Image courtesy of the National Library of Medicine - Washington DC
Lyman Phillips is pleased to submit this information to CyberMedics on the Persian philosopher and physician, Avicenna.
Who was Avicenna?
Avicenna was a Persian Muslim philosopher and physician in the Middle Ages who compiled many works, the most famous of which isThe Canon of Medicine, a definitive encyclopedia of Greek and Roman medical achievement.
Avicenna, or Ibn Sina was very influential to both the Islamic world and the Latin middle ages. He was born in a village near Bukhara in Turkistan. At the age of 18 he could consider himself an accomplished physician and had acquired immense philosophical knowledge as displayed in his large philosophical encyclopedias and in his numerous small treatises. After the collapse of the Samanid empire in 999 he decided to leave Bokhara. About 1020 he was Vizier in Hamadan. The last 14 years of his life were spent in the company of 'Ala ad-Daula, the ruler of Isfahan, whom he accompanied on all his journeys and on military ventures. He died in Isfahan in 1037 and was buried Hamadan. His existing writings, some of which are in his native Persian though most are in Arabic, include an autobiography (completed by an intimate pupil).

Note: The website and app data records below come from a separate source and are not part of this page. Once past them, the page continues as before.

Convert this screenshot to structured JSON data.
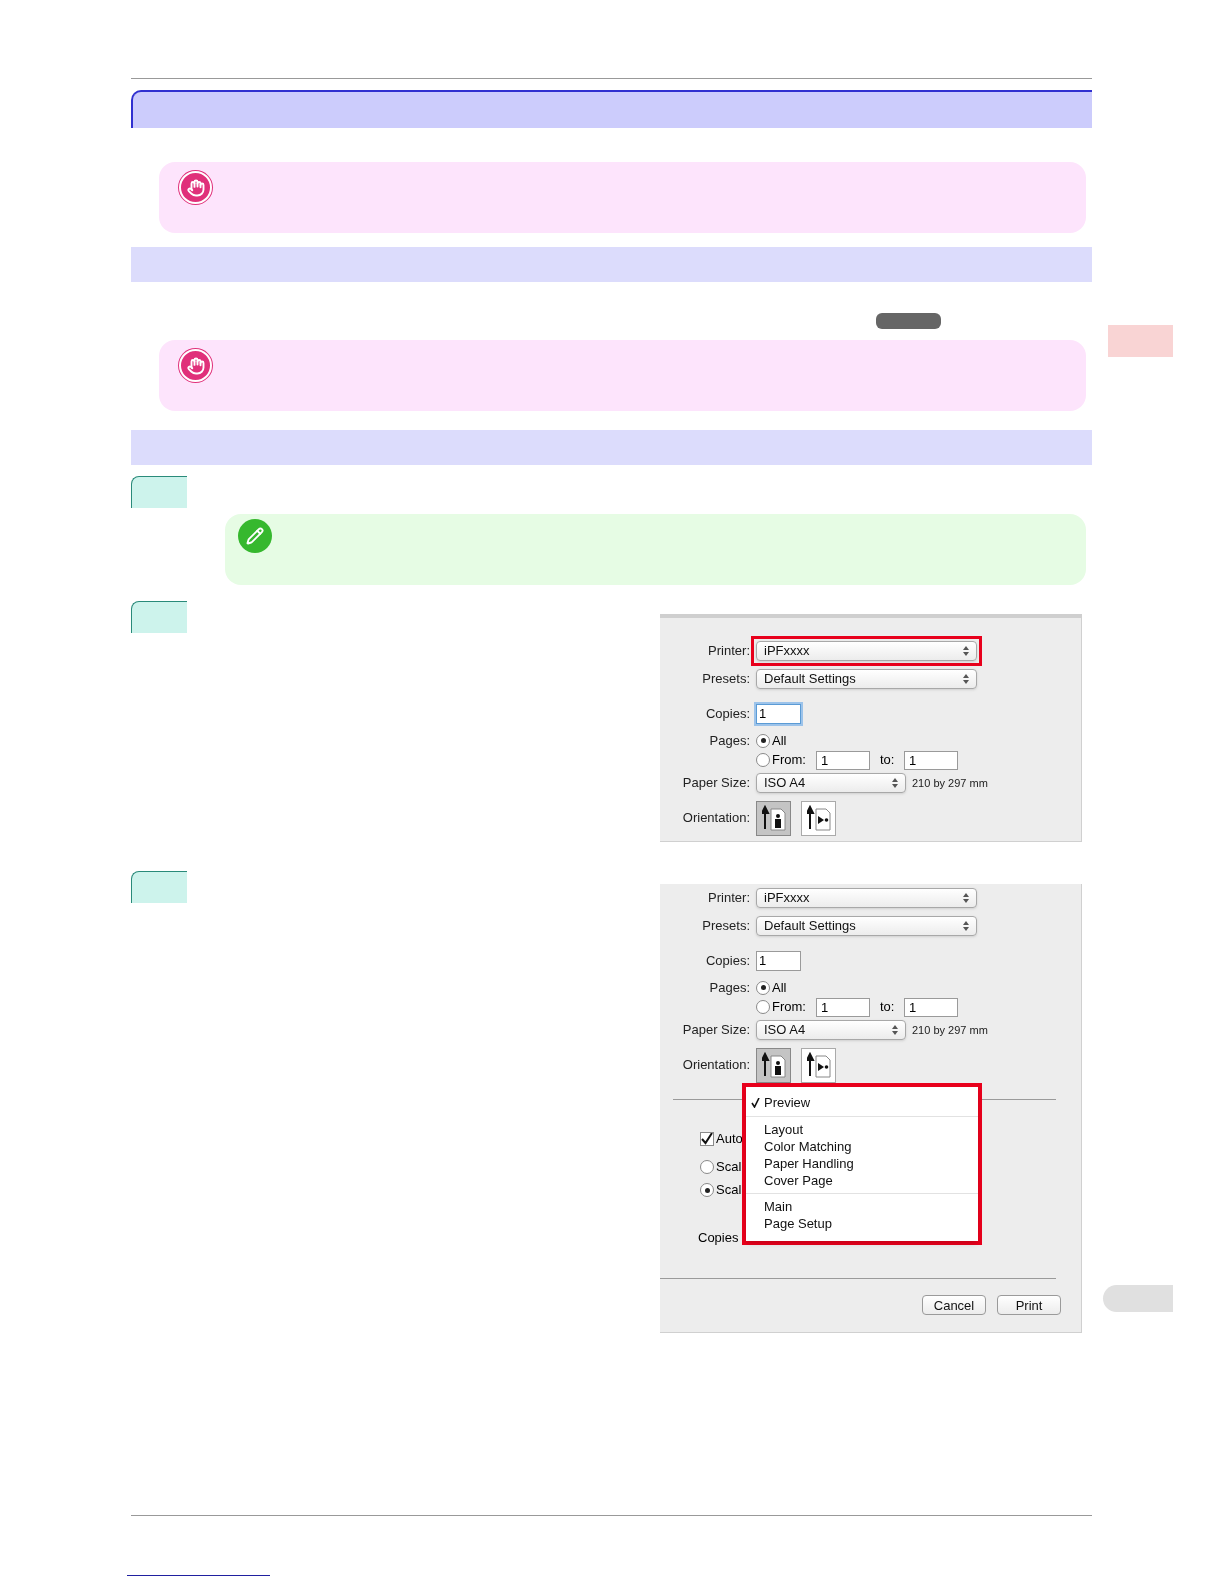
{
  "dialogs": [
    {
      "highlight_printer": true,
      "printer": {
        "label": "Printer:",
        "value": "iPFxxxx"
      },
      "presets": {
        "label": "Presets:",
        "value": "Default Settings"
      },
      "copies": {
        "label": "Copies:",
        "value": "1",
        "focused": true
      },
      "pages": {
        "label": "Pages:",
        "options": [
          {
            "label": "All",
            "selected": true
          },
          {
            "label": "From:",
            "selected": false
          }
        ],
        "from": "1",
        "to_label": "to:",
        "to": "1"
      },
      "paper_size": {
        "label": "Paper Size:",
        "value": "ISO A4",
        "dimensions": "210 by 297 mm"
      },
      "orientation": {
        "label": "Orientation:",
        "options": [
          {
            "kind": "portrait",
            "selected": true
          },
          {
            "kind": "landscape",
            "selected": false
          }
        ]
      }
    },
    {
      "highlight_printer": false,
      "printer": {
        "label": "Printer:",
        "value": "iPFxxxx"
      },
      "presets": {
        "label": "Presets:",
        "value": "Default Settings"
      },
      "copies": {
        "label": "Copies:",
        "value": "1",
        "focused": false
      },
      "pages": {
        "label": "Pages:",
        "options": [
          {
            "label": "All",
            "selected": true
          },
          {
            "label": "From:",
            "selected": false
          }
        ],
        "from": "1",
        "to_label": "to:",
        "to": "1"
      },
      "paper_size": {
        "label": "Paper Size:",
        "value": "ISO A4",
        "dimensions": "210 by 297 mm"
      },
      "orientation": {
        "label": "Orientation:",
        "options": [
          {
            "kind": "portrait",
            "selected": true
          },
          {
            "kind": "landscape",
            "selected": false
          }
        ]
      },
      "options": [
        {
          "kind": "checkbox",
          "label": "Auto",
          "checked": true
        },
        {
          "kind": "radio",
          "label": "Scal",
          "selected": false
        },
        {
          "kind": "radio",
          "label": "Scal",
          "selected": true
        },
        {
          "kind": "label",
          "label": "Copies"
        }
      ],
      "menu": {
        "highlighted": true,
        "sections": [
          [
            {
              "label": "Preview",
              "checked": true
            }
          ],
          [
            {
              "label": "Layout",
              "checked": false
            },
            {
              "label": "Color Matching",
              "checked": false
            },
            {
              "label": "Paper Handling",
              "checked": false
            },
            {
              "label": "Cover Page",
              "checked": false
            }
          ],
          [
            {
              "label": "Main",
              "checked": false
            },
            {
              "label": "Page Setup",
              "checked": false
            }
          ]
        ]
      },
      "buttons": [
        "Cancel",
        "Print"
      ]
    }
  ]
}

The work for which Avicenna is best remembered for is Al-Qanun fi'l-Tibb ("The Canon of Medicine"), a systematic encyclopedia based for the most part on the achievements of Greek physicans of the Roman imperial age and on other Arabic works, and, to a lesser extent, on his own experience (his own clinical notes were lost during his journeys). The influence if this work is evident not only because of its influence in the Islamic world (which was already quite advanced at this time), but was also studied in European universities for centuries, first in a 12th-century translation by Gerard of Cremona (printed 15 times before 1500) and then in a new translation by Andrea Alpago of Belluno (1527 and later editions). It was also the second text ever to be printed in Arabic (1593). Today, in a time in which major discoveries are made yearly, the creation of a work which is relevant for 500 years points to Avicenna's insight and understanding of the medical sciences.
Avicenna's works are of a synoptic nature, the most notable being a philosophical encyclopedia. As Avicenna mastered the medical knowledge of his era, he sought to master the other great discipline of the Islamic world, philosophy. For Avicenna, philosophy was the true path to understanding. His summaries of Aristotle reveal a Neoplatonic outlook, especially in his emphasis on the dualism of mind and matter. He saw matter as passive and creation as the act of instilling existence into this passive substance; only in the divine are being and existence one.
For a general account, see:
S. M. Afnan, Avicenna, His Life and Works (1958, repr. 1980); L. E. Goodman, Avicenna (1992).
For Avicenna's medicine see:
J. Hirschberg and J. Lippert, Die Augenheilkunde des Ibn Sina (1902)
P. de Konining, Trois traites d'anatomie arabes (1903)
O. Cameron Gruner, A Treatise on the Canon of Medicine of Avicenna Incorporating a Translation of the First Book (1930)
H. Jahier and A. Noureddine, Urjuzat fi'l-Tibb (1955)
For Avicenna's philosophy, see:
Heath, P. Allegory and Philosophy in Avicenna (, 1992)
M. Horten, Die Metaphysik Avicenna (1907)
N. Carame, Avicennae metaphysics compendium (1926)
F. Rahman, Avicenna's Psychology (1952)
E. L. Fackenheim, "A Treatise on Love by Ibn Sina," Medieval Studies (1945)